Sexual assault, unfortunately, has been with us. What has changed is the way we respond to it. The “me-too” movement changed the currency of the topic and in some ways, made it global, marking commonality shared by women across cultures. Watching Abdullah Mohammad Saad’s film, Rehana (2021), one assumes that the film is framed in a cultural perspective. Quite quickly, you realize there is nothing culturally specific here; the problem it presents and the way the director represents it, make the film a major recent achievement of world cinema. This is the second important film made by the director from Bangladesh, giving cinema of his nation a significant visibility at Cannes (Un Certain Regard, first feature from the country) and the Academy (his country’s selection).
The narrative and visual accomplishments of this film are quite memorable. At the center is Rehana, a widowed mother who works at a medical school. The only earner in her family, she has to take care of her ailing parents, a financially dependent brother, and daughter in first grade. In the opening sequence, Rehana expels a student from exam hall as she catches her cheating. Her classmate, Annie, objects. Soon, as she is ready to leave the building, Rehana catches her male colleague, Dr. Arefin sexually harassing Annie in his office. Despite Annie’s reluctance, Rehana insists she take a stand against him. Without such complaint, the man would continue to assault others, she says. Rehana’s convictions are firm, but as she realizes that Anna’s life would be destroyed if the allegations were made public, Rehana decides to make it known it was her who was assaulted.
The entire establishment turns against her, the woman-principal, her students, and the colleagues. Rehana endures through the consistent pressures with her rock-solid resolve to seek justice. And, all through this, she manages her family life and her parenthood. She is juggling a dozen things, from asking her brother to run errands to her daughter’s homework, and her parents’ health. As the world closes in on her, Rehana is still standing, withstanding the onslaught to make her position clear.
Saad does not attempt to create a “heroine,” a liberal hero who comes out winning. She is against the pressures of cultural codes as much as denials of agency to women. Rehana’s sense of empathy toward the students, the wife of Dr. Arefin, and toward her family comes through as simple, common virtues, not as performative gestures that mark her as a woman. Rehana’s character is a nuanced portrait, not easily available for type-casting seen in so many films. There are no applause lines and there is no moralizing that Hollywood loves. Hers is a gritty struggle against anyone who is not willing to accept and respect a woman’s word that she was assaulted. The ‘event’ in the narrative is commonplace. The response to it does not yield cinematic gratification we are used to. Saad’s film insists that we understand Rehana and for that, he puts the viewer in a cage, a defined space framed in a distinct visual style and pace.

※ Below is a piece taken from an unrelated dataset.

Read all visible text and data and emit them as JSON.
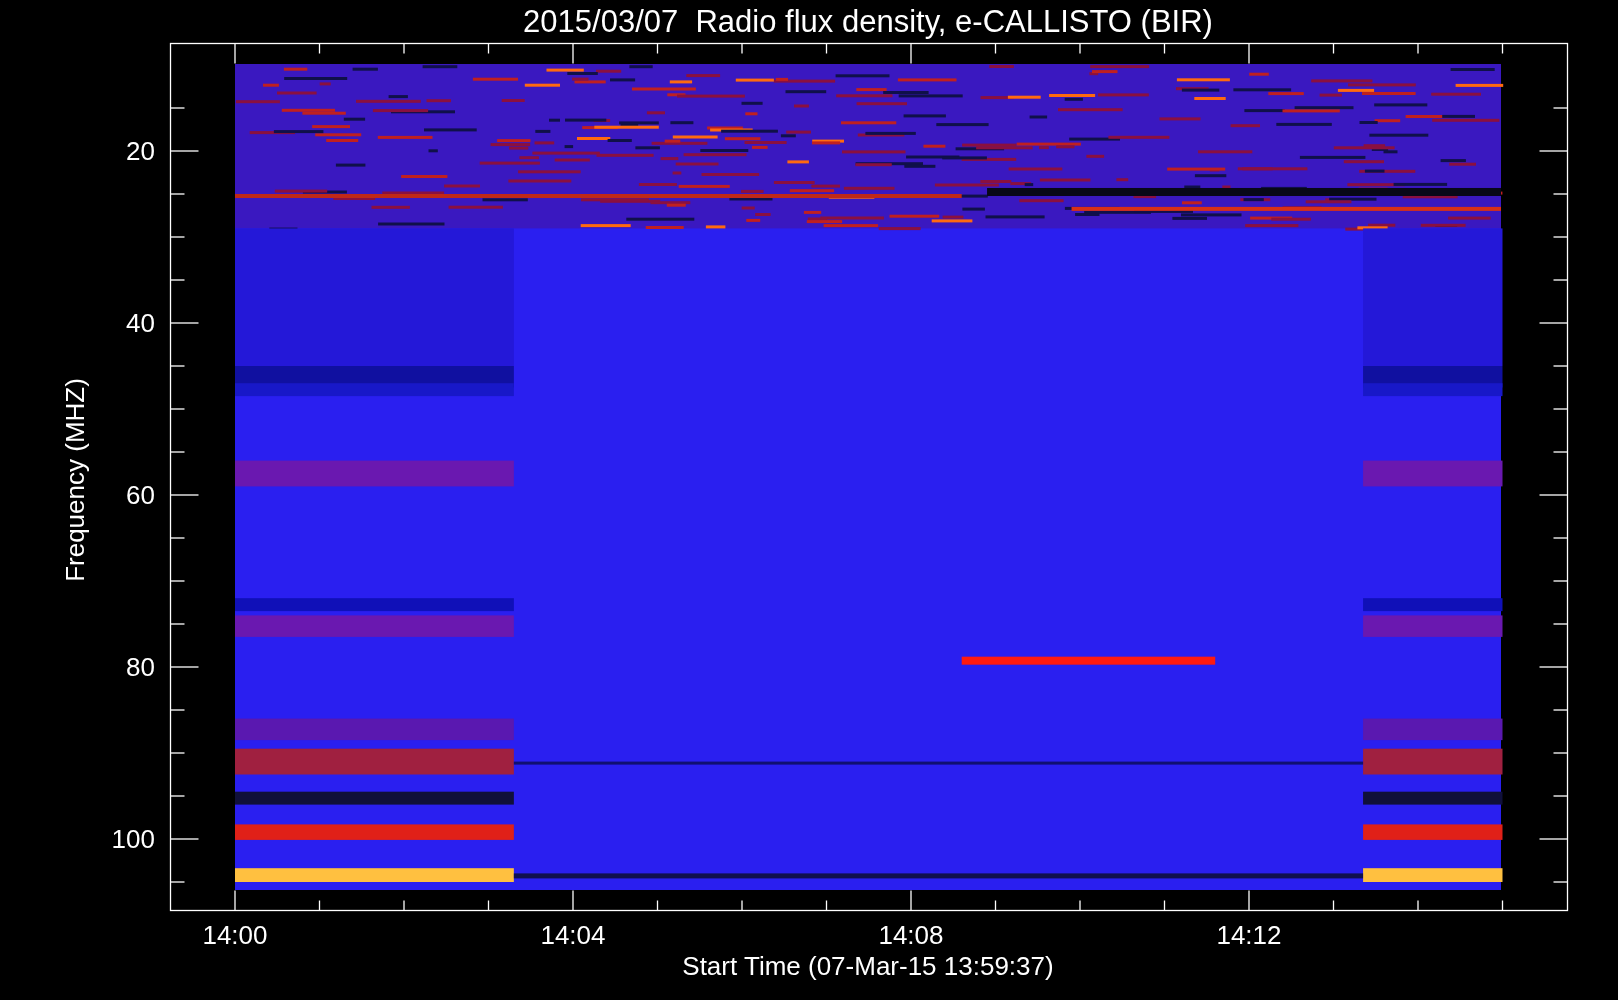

The entire film takes place in a hospital-college building. The hand-held camera is close to Rehana. Her movements take place in narrow frames of space, avoiding larger compositions. When he must present a corridor, or a hallway, Saad narrows that space with his lens. Our immediate contact is Rehana’s face, stoic and stubborn, yet given to quick changes in her facial muscles to signify worry, anger, irritation, and resistance. Scenes of Rehana splashing water incessantly to process her emotions are volcanic before their eruptions. But melodramatic eruptions never come. When Rehana does give in to outward expressions of her inner lava, the sound almost breaks through the screen. In the main role, Azmeri Haque Badhon is magnificent. She opens up a whole taxonomy of states that speak of conviction, care, and endurance in her face and gestures. It is not a forgettable performance.
Tuhin Tamijul’s cinematography creates a world in which we live with Rehana in the college-hospital building. With a consistent blue filter, he creates a distressing, melancholic image. The proximity to the characters, the mobile camera, and the narrowing of the visible space create a claustrophobic world which we must inhabit. Without such construction, the viewer would be watching Rehana’s travails and pains from a distance. In that case, we would be watching someone else’s suffering. For Abdullah Mohammad Saad, Azmeri Haque Badhon, Tuhin Tamijul, it seems important that we take their world as our own. The world of women who suffer is not different.